The Metropolitan Museum of Art (Met) is situated in New York and is the largest art museum in the United States. It also forms part of many museums that are making increasing efforts to return some foreign treasures to their rightful countries.
The journey of the three Nigerian artworks
Two 16th-century brass plaques and a 14th-century brass head from the Kingdom of Benin (part of modern-day Nigeria) were taken from the Nigerian Royal Palace during British military occupation in 1897. From there the pieces were moved to the British Museum in London until 1950. The UK then decided to repatriate them.
And upon their return to the National Museum in Lagos, the artworks re-entered the art market where a private investor got his hands on them. He then donated the pieces to the Met in 1991, where they were exhibited.
Nigeria and the Met to start a collaboration
In a ceremony hosted on Monday, the Met and the Nigerian National Commission for Museums and Monuments (NCMM) entered into a collaboration. With this shared agreement they will collaborate on mutual loans of Benin objects and other “exchanges of expertise and art”.
At the ceremony, Max Hollein – director of the Met – and Abba Isa Tijani – director-general of the NCMM – signed the agreement. Tijani also congratulated the Met “for the transparency it has shown”.

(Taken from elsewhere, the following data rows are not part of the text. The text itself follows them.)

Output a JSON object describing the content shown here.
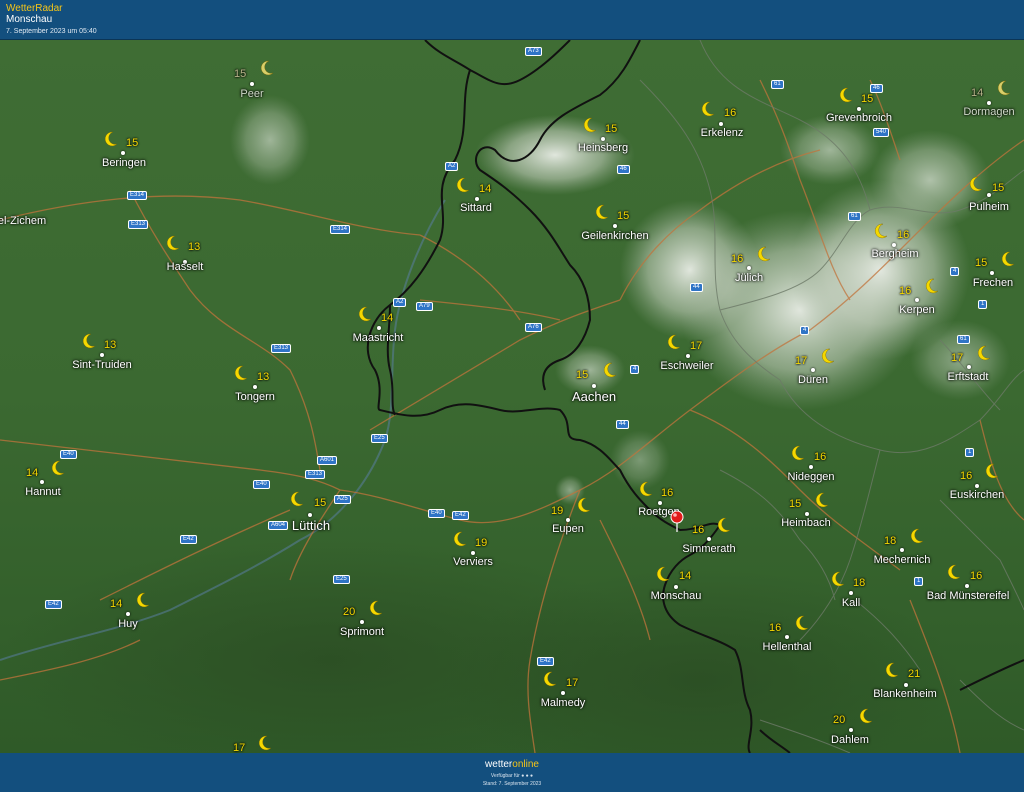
{
  "header": {
    "app_title": "WetterRadar",
    "location": "Monschau",
    "timestamp": "7. September 2023 um 05:40"
  },
  "footer": {
    "brand_prefix": "wetter",
    "brand_accent": "online",
    "available_on": "Verfügbar für",
    "stand": "Stand: 7. September 2023"
  },
  "colors": {
    "header_bg": "#134f7e",
    "temperature": "#f5d800",
    "moon": "#f5d800",
    "road_sign": "#2f74c6",
    "pin": "#e21b1b"
  },
  "cities": [
    {
      "id": "peer",
      "name": "Peer",
      "temp": "15",
      "icon": "moon-icon",
      "dim": true
    },
    {
      "id": "beringen",
      "name": "Beringen",
      "temp": "15",
      "icon": "moon-icon"
    },
    {
      "id": "hasselt",
      "name": "Hasselt",
      "temp": "13",
      "icon": "moon-icon"
    },
    {
      "id": "sint-truiden",
      "name": "Sint-Truiden",
      "temp": "13",
      "icon": "moon-icon"
    },
    {
      "id": "tongern",
      "name": "Tongern",
      "temp": "13",
      "icon": "moon-icon"
    },
    {
      "id": "hannut",
      "name": "Hannut",
      "temp": "14",
      "icon": "moon-icon"
    },
    {
      "id": "huy",
      "name": "Huy",
      "temp": "14",
      "icon": "moon-icon"
    },
    {
      "id": "luettich",
      "name": "Lüttich",
      "temp": "15",
      "icon": "moon-icon",
      "big": true
    },
    {
      "id": "sprimont",
      "name": "Sprimont",
      "temp": "20",
      "icon": "moon-icon"
    },
    {
      "id": "maastricht",
      "name": "Maastricht",
      "temp": "14",
      "icon": "moon-icon"
    },
    {
      "id": "sittard",
      "name": "Sittard",
      "temp": "14",
      "icon": "moon-icon"
    },
    {
      "id": "verviers",
      "name": "Verviers",
      "temp": "19",
      "icon": "moon-icon"
    },
    {
      "id": "eupen",
      "name": "Eupen",
      "temp": "19",
      "icon": "moon-icon"
    },
    {
      "id": "malmedy",
      "name": "Malmedy",
      "temp": "17",
      "icon": "moon-icon"
    },
    {
      "id": "aachen",
      "name": "Aachen",
      "temp": "15",
      "icon": "moon-icon",
      "big": true
    },
    {
      "id": "heinsberg",
      "name": "Heinsberg",
      "temp": "15",
      "icon": "moon-icon"
    },
    {
      "id": "geilenkirchen",
      "name": "Geilenkirchen",
      "temp": "15",
      "icon": "moon-icon"
    },
    {
      "id": "erkelenz",
      "name": "Erkelenz",
      "temp": "16",
      "icon": "moon-icon"
    },
    {
      "id": "juelich",
      "name": "Jülich",
      "temp": "16",
      "icon": "moon-icon"
    },
    {
      "id": "eschweiler",
      "name": "Eschweiler",
      "temp": "17",
      "icon": "moon-icon"
    },
    {
      "id": "roetgen",
      "name": "Roetgen",
      "temp": "16",
      "icon": "moon-icon"
    },
    {
      "id": "simmerath",
      "name": "Simmerath",
      "temp": "16",
      "icon": "moon-icon"
    },
    {
      "id": "monschau",
      "name": "Monschau",
      "temp": "14",
      "icon": "moon-icon"
    },
    {
      "id": "hellenthal",
      "name": "Hellenthal",
      "temp": "16",
      "icon": "moon-icon"
    },
    {
      "id": "heimbach",
      "name": "Heimbach",
      "temp": "15",
      "icon": "moon-icon"
    },
    {
      "id": "nideggen",
      "name": "Nideggen",
      "temp": "16",
      "icon": "moon-icon"
    },
    {
      "id": "dueren",
      "name": "Düren",
      "temp": "17",
      "icon": "moon-icon"
    },
    {
      "id": "kall",
      "name": "Kall",
      "temp": "18",
      "icon": "moon-icon"
    },
    {
      "id": "grevenbroich",
      "name": "Grevenbroich",
      "temp": "15",
      "icon": "moon-icon"
    },
    {
      "id": "bergheim",
      "name": "Bergheim",
      "temp": "16",
      "icon": "moon-icon"
    },
    {
      "id": "kerpen",
      "name": "Kerpen",
      "temp": "16",
      "icon": "moon-icon"
    },
    {
      "id": "erftstadt",
      "name": "Erftstadt",
      "temp": "17",
      "icon": "moon-icon"
    },
    {
      "id": "euskirchen",
      "name": "Euskirchen",
      "temp": "16",
      "icon": "moon-icon"
    },
    {
      "id": "mechernich",
      "name": "Mechernich",
      "temp": "18",
      "icon": "moon-icon"
    },
    {
      "id": "bad-muenstereifel",
      "name": "Bad Münstereifel",
      "temp": "16",
      "icon": "moon-icon"
    },
    {
      "id": "blankenheim",
      "name": "Blankenheim",
      "temp": "21",
      "icon": "moon-icon"
    },
    {
      "id": "dahlem",
      "name": "Dahlem",
      "temp": "20",
      "icon": "moon-icon"
    },
    {
      "id": "dormagen",
      "name": "Dormagen",
      "temp": "14",
      "icon": "moon-icon",
      "dim": true
    },
    {
      "id": "pulheim",
      "name": "Pulheim",
      "temp": "15",
      "icon": "moon-icon"
    },
    {
      "id": "frechen",
      "name": "Frechen",
      "temp": "15",
      "icon": "moon-icon"
    },
    {
      "id": "zichem",
      "name": "el-Zichem",
      "temp": "",
      "icon": ""
    },
    {
      "id": "south-edge",
      "name": "",
      "temp": "17",
      "icon": "moon-icon"
    }
  ],
  "road_signs": [
    "A73",
    "61",
    "46",
    "A2",
    "E314",
    "E313",
    "E314",
    "540",
    "46",
    "61",
    "A2",
    "A79",
    "44",
    "4",
    "4",
    "A76",
    "E313",
    "1",
    "61",
    "E25",
    "E40",
    "A601",
    "E313",
    "E40",
    "A25",
    "A604",
    "E40",
    "E42",
    "E42",
    "44",
    "1",
    "E25",
    "E42",
    "1",
    "E42",
    "4"
  ]
}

“If other museums can do what the Met did, I think we would be able to give confidence to our audience, to our visitors,” said Professor Tijani. “The issue of repatriation is now at the heart of the people. People are looking at museums, particularly in Europe, and saying: these artifacts are not legally owned, are not their own. Yet they display these objects and take all the credit.”
Alhaji Lai Mohammed, Nigeria’s minister of information and culture, also commented on how other museums should “take a cue from this”.

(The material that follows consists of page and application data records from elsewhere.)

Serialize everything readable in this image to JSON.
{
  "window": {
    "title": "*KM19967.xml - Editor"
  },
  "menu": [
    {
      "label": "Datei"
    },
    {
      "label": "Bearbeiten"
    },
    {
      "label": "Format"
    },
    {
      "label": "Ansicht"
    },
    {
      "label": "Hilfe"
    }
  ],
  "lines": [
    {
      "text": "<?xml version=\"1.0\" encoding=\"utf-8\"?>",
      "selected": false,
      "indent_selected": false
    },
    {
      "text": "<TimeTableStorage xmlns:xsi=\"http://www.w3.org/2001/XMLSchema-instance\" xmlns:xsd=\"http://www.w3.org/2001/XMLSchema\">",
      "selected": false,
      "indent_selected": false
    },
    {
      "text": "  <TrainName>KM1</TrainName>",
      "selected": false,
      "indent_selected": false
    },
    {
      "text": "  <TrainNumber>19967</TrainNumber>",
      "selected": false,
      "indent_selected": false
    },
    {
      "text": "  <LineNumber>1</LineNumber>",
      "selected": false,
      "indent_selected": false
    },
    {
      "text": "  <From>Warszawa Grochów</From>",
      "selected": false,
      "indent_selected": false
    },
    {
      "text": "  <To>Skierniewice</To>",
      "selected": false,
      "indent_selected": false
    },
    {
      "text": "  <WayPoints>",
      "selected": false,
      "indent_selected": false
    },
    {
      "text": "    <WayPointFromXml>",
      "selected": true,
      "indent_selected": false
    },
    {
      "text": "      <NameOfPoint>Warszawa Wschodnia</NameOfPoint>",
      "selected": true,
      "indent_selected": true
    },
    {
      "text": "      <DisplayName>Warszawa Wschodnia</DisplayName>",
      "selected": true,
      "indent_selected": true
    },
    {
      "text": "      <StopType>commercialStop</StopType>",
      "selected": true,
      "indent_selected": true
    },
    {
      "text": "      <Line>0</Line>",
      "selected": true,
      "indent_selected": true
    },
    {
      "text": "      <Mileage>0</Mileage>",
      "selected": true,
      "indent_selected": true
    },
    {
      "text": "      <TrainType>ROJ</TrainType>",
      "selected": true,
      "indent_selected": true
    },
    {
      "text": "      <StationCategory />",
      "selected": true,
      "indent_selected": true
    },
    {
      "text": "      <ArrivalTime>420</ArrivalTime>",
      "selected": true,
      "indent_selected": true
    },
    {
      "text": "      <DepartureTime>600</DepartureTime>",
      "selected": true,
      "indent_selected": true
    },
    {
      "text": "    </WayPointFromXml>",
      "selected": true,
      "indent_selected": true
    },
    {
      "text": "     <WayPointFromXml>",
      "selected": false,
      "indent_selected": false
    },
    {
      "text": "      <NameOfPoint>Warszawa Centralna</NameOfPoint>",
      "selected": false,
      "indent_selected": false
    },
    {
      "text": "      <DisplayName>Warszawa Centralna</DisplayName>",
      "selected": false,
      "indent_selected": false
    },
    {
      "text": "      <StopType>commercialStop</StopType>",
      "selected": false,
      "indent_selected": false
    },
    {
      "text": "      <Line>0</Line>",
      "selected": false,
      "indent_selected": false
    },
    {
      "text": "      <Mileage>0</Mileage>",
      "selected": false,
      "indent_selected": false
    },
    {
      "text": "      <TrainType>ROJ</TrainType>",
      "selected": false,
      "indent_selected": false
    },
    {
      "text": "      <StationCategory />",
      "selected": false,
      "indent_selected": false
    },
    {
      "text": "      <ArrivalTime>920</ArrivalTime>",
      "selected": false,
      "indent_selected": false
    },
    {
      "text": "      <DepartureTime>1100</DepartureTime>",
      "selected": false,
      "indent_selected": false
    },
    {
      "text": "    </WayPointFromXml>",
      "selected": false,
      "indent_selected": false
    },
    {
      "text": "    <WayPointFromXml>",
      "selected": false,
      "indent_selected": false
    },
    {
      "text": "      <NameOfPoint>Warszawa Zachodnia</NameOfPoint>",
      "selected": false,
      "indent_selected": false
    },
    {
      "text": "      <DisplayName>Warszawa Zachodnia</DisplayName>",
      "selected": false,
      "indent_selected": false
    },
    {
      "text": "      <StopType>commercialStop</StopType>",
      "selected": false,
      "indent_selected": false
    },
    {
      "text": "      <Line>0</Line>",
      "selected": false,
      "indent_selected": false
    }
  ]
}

Stolen works of arts being more and more returned
The new “trend” of stolen works of art in Africa by colonial armies being returned has started to spread across the Western world.
Earlier in November, Paris handed back 26 pieces that were taken from Benin in colonial times. This return fulfilled a promise made by President Emmanuel Macron to restore “a lost part of Africa’s heritage“.
German museums have also agreed to work on a plan with Nigerian authorities to return looted Benin treasures. And the Horniman Museum in London has stated that it would “consider the repatriation of artifacts obtained by “colonial violence” to Nigeria”.
The British Museum started to face increasing criticism for its refusal to return artifacts to Nigeria and Egypt. However, in 2019 they helped to return more than 150 looted ancient treasures to Iraq and Afghanistan.